Is your trivialization of all of this just shellshock from too much winning? Is your desire to continually push courses of action that worsen the problems I’ve highlighted before correcting the agitating factors some attempt to counteract all the winning?
The entire position being argued by Sergio’s proposal and the New York Agreement is to the effect of “Let’s take one step forward, then two steps back.” And I’m willing to bet many people pushing in that direction don’t even realize that. People of this mindset are literally trying to present making one problem worse as a solution to another problem that is both not as important as it’s made to seem and is presented in a false light regarding its interplay with other problems.

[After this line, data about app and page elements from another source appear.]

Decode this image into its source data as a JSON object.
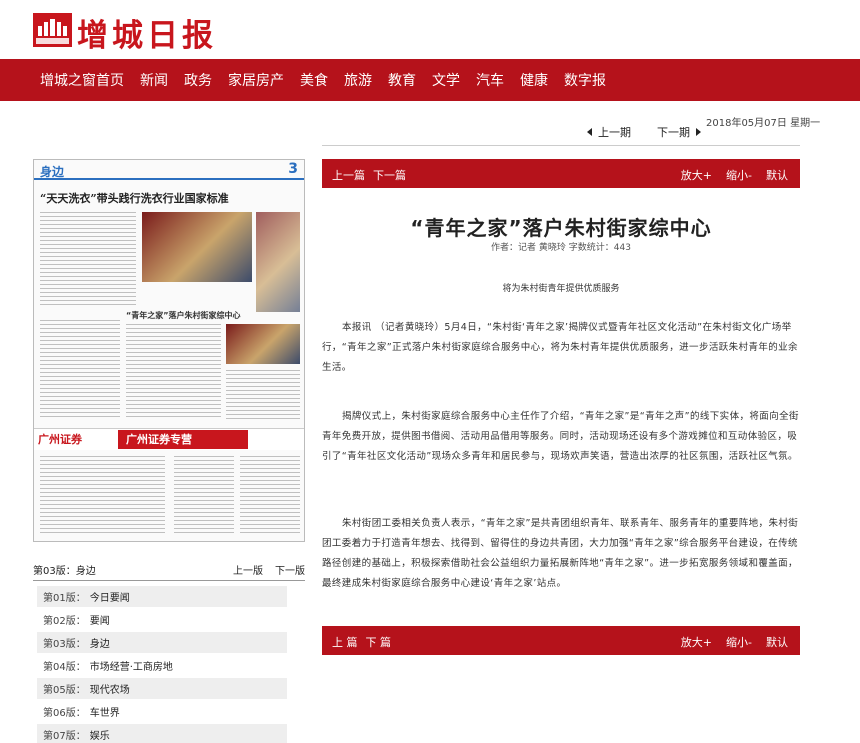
{
  "header": {
    "logo_text": "增城日报"
  },
  "nav": [
    "增城之窗首页",
    "新闻",
    "政务",
    "家居房产",
    "美食",
    "旅游",
    "教育",
    "文学",
    "汽车",
    "健康",
    "数字报"
  ],
  "date": "2018年05月07日 星期一",
  "top_pager": {
    "prev": "上一期",
    "next": "下一期"
  },
  "article_bar": {
    "prev": "上一篇",
    "next": "下一篇",
    "zoom_in": "放大+",
    "zoom_out": "缩小-",
    "default": "默认"
  },
  "article_bar_bottom": {
    "prev": "上 篇",
    "next": "下 篇",
    "zoom_in": "放大+",
    "zoom_out": "缩小-",
    "default": "默认"
  },
  "article": {
    "title": "“青年之家”落户朱村街家综中心",
    "meta": "作者：记者 黄晓玲  字数统计：443",
    "subtitle": "将为朱村街青年提供优质服务",
    "paragraphs": [
      "本报讯 （记者黄晓玲）5月4日，“朱村街‘青年之家’揭牌仪式暨青年社区文化活动”在朱村街文化广场举行，“青年之家”正式落户朱村街家庭综合服务中心，将为朱村青年提供优质服务，进一步活跃朱村青年的业余生活。",
      "揭牌仪式上，朱村街家庭综合服务中心主任作了介绍，“青年之家”是“青年之声”的线下实体，将面向全街青年免费开放，提供图书借阅、活动用品借用等服务。同时，活动现场还设有多个游戏摊位和互动体验区，吸引了“青年社区文化活动”现场众多青年和居民参与，现场欢声笑语，营造出浓厚的社区氛围，活跃社区气氛。",
      "朱村街团工委相关负责人表示，“青年之家”是共青团组织青年、联系青年、服务青年的重要阵地，朱村街团工委着力于打造青年想去、找得到、留得住的身边共青团，大力加强“青年之家”综合服务平台建设，在传统路径创建的基础上，积极探索借助社会公益组织力量拓展新阵地“青年之家”。进一步拓宽服务领域和覆盖面，最终建成朱村街家庭综合服务中心建设‘青年之家’站点。"
    ]
  },
  "newspaper_thumb": {
    "section": "身边",
    "page_number": "3",
    "headline": "“天天洗衣”带头践行洗衣行业国家标准",
    "caption_1": "“青年之家”落户朱村街家综中心",
    "caption_2": "广州证券",
    "caption_3": "广州证券专营"
  },
  "edition_bar": {
    "current": "第03版：身边",
    "prev": "上一版",
    "next": "下一版"
  },
  "editions": [
    {
      "page": "第01版：",
      "title": "今日要闻"
    },
    {
      "page": "第02版：",
      "title": "要闻"
    },
    {
      "page": "第03版：",
      "title": "身边"
    },
    {
      "page": "第04版：",
      "title": "市场经营·工商房地"
    },
    {
      "page": "第05版：",
      "title": "现代农场"
    },
    {
      "page": "第06版：",
      "title": "车世界"
    },
    {
      "page": "第07版：",
      "title": "娱乐"
    }
  ],
  "colors": {
    "brand_red": "#b5121b",
    "logo_red": "#c8161d"
  }
}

This kind of intellectually dishonest interaction is the root of Bitcoin’s problems.
Unity and Segwit2X
Segwit2x will never create Unity. I don’t say this to agitate, or divide, I say this as a conclusion reached through observation and assessment. It does not address real problems. What it does do is worsen critical ones while trying to hide it by treating the symptoms. It also injects the precedent of admittedly entirely political compromise into the process of upgrading and defining the protocol. That is not okay.
You erroneously made the assertion that developers and people such as myself do not appreciate the social or economic aspects of Bitcoin, I have demonstrated that to be false. I will remind you of the reason for the carefully designed synchronicity between the technical, the social, and the economic: immutability. Not just of the blockchain itself, but of the rules that define its validity. If you cannot verify the rules you agreed to are being followed, then you are forced to trust the people that do. You are also forced to just follow the rules those people enforce with no say or recourse.
Whether people like it or not, the cost of validating is intrinsically tied to whether or not users can utilize Bitcoin without trusting anyone else. Without relying on third parties that can choose to act as gatekeepers. When I am confronted with the types of ultimatums, arguments, emotionally manipulative pleas(such as the ones in your article trying to stoke fear of a contentious hardfork while at the same time advocating for one) from people who seemingly fail to grasp the true complexities and nature of Bitcoin’s scaling issues, I see it as people attempting to take control of my money.
I will never accept that. I will never compromise that. That’s not because of tribalism, or “blindness” to the non-technical aspects of Bitcoin. That is because I am here for a trustless immutable money. If that is what you are here for, there is no need for compromises, just patience.
The higher the cost of running a validating node gets, the higher the total percentage of Bitcoin users forced to use Bitcoin as a trusted system gets. And the less people decide what the rules of that system are. The further we go in that direction, the more Bitcoin’s immutability in all senses gets weaker. You will never get unity until the people refusing to acknowledge the gravity of that reality, refusing to acknowledge the complexity of the issues that stand to accelerate that process, wake up and acknowledge it. Unity comes from open collaboration, not dictating terms to win disproportionate favor in a compromise.